Causality doesn't allow for free will? Why not? Cause of the laws of physics? Are you sure the laws of physics apply to the question of human behavior? What are words? Concepts? Thoughts? Things without geo-location? They're a hallucination inside your brain. OK. Possible, but why settle on an explanation that makes no sense and is so demented? What if you just got the object wrong? "The physical universe" and our place in it? The physical universe is just one aspect of a trans-dimensional object. A favorable explanation that makes room for divine revelation, UFO sightings, free will, and science

I have found that this type of technical language is the best language to use when talking to people who come from a modern, secular background (i.e. myself). Even the "horizon of possibility" language, couched as it is in the language of probability and statistics, seemed a bit too bullshitty to me. Rather than being trapped inside of the physical universe, the physical universe turns out to be just one facet of a multi-faceted trans-dimensional object, and to say that it only exists in three or four dimension.

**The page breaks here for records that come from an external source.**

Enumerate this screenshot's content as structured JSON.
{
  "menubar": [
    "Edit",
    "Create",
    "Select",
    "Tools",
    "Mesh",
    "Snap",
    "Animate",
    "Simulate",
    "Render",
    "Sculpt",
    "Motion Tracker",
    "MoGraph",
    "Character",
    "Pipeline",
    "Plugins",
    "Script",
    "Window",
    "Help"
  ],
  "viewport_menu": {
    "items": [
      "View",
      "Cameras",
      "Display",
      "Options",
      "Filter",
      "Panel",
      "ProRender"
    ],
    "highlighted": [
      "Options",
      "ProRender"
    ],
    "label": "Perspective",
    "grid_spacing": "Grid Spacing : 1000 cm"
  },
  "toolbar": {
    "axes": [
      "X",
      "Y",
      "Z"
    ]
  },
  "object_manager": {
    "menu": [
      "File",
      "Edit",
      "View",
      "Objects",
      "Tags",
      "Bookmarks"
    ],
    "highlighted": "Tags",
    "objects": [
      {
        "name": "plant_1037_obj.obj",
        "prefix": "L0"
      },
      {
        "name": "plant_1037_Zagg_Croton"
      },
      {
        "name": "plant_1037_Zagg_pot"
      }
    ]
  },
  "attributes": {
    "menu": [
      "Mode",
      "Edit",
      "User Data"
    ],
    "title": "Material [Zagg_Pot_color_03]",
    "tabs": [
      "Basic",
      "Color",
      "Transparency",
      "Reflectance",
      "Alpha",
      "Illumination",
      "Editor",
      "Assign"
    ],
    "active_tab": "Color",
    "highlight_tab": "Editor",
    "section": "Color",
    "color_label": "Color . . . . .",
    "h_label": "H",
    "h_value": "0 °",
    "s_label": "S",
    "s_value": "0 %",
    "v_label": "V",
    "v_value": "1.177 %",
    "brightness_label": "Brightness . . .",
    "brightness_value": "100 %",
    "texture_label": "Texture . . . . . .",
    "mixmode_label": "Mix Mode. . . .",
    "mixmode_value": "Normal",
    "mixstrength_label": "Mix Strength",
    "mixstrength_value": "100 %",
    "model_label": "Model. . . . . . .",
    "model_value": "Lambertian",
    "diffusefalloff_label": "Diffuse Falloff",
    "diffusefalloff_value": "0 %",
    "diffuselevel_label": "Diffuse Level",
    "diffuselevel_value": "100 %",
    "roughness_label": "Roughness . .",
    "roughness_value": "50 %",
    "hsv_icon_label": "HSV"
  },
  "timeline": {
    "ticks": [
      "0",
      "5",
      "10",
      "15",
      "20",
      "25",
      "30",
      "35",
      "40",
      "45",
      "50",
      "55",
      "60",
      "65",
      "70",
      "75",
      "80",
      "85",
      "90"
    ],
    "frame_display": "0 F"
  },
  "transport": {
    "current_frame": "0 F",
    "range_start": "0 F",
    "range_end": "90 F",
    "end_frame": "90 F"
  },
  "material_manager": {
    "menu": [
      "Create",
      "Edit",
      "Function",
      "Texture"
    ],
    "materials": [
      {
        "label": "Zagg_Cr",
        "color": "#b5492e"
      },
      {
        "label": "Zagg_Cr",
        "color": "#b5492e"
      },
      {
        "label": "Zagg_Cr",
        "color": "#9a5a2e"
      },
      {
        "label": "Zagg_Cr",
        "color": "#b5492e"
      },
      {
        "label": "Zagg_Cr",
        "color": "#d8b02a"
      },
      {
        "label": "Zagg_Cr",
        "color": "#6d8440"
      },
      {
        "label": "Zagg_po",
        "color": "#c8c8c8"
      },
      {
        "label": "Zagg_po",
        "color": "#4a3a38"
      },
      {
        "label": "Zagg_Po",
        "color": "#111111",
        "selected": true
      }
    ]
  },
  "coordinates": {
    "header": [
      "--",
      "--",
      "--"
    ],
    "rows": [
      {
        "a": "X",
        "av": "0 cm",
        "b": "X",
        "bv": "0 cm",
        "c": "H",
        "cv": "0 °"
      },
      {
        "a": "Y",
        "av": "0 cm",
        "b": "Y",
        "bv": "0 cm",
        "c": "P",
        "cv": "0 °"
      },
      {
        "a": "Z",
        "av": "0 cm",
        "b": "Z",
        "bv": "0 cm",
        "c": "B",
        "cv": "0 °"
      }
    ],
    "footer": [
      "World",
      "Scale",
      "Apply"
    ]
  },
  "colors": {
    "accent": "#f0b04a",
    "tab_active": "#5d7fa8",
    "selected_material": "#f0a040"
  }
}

The 3D or 4D (if you include time) "Physical World" is not a wrong representation of the God object, it's just dimensionally insufficient. "The World" can be equivocal, and equivocating on "the world" at the outset of any philosophical investigation is just going to yield a system with no solutions. The object has been reduced past the point of losing its basis. Necessary and sufficient vectors have been left out. Where are we? What is inside of what? We clearly are together inside some sort of something. A soup, if you want to call it that? And what sort of substance is that soup *made* of? Is it the type of substance that can support free will? Maybe. And "maybe" is all we need.

Understanding Linear Algebra has liberated my mind from the moronic puppet theater of my lizard brain. Within the warm embrace of academia, the "Free Will Problem" is not really a problem, or if it is one, it is a much more subtle problem than the adolescent version of the problem. But outside of academia, most people in a modern world, if they so much as attempt to explain freedom, you will find that the free will problem very much is a problem.

As recently as Wittgenstein, who is in many ways the Foucault of Analytic Philosophy, and represents the forefront of philosophical thinking in Modernity:

Ludwig Wittgenstein, in *Notebooks 1914-1916*:

The work of art is the object seen sub specie aeternitatis; and the good life is the world seensub specie aeternitatis. This is the connection between art and ethics.^{[5]}

Later, in Wittgenstein’s *Tractatus Logico-Philosophicus*:

6.45 To view the world sub specie aeterni is to view it as a whole—a limited whole. Feeling the world as a limited whole—it is this that is mystical.^{[6]}

## The Language of Linear Algebra

I doubt I am the first one to notice that matrix objects are cool and heady. "The Matrix" was a globally popular movie, and has spawned its own lexicon of philosophical terms."Decompression of Being" was the amphetamine-addled Sarte's metaphysics, from *Being and Nothingness. *As armies of STEM majors pile into Linear Algebra classes, looking for inroads into becoming engineers, in the hopes of avoiding poverty and ruin, only more and more people will adopt the language of Linear Algebra into everyday vernacular.

Philosophically, I have always felt that the best you can do is game out various ontological systems. The body, the minds, the spirit. All of these things mean something within philosophical systems. We have more unknowns than knowns. We can be confident that we all perceive an objective reality, which is real, despite being irresolvable for us. We concieve it in fewer dimensions than would be required to fully *grasp* it (and here I go to metaphorical language quite intentially), and therefore it will always be a system with multiple potentially correct solutions.

There is something here, which remains to be explored. There may be something new under the sun, after all.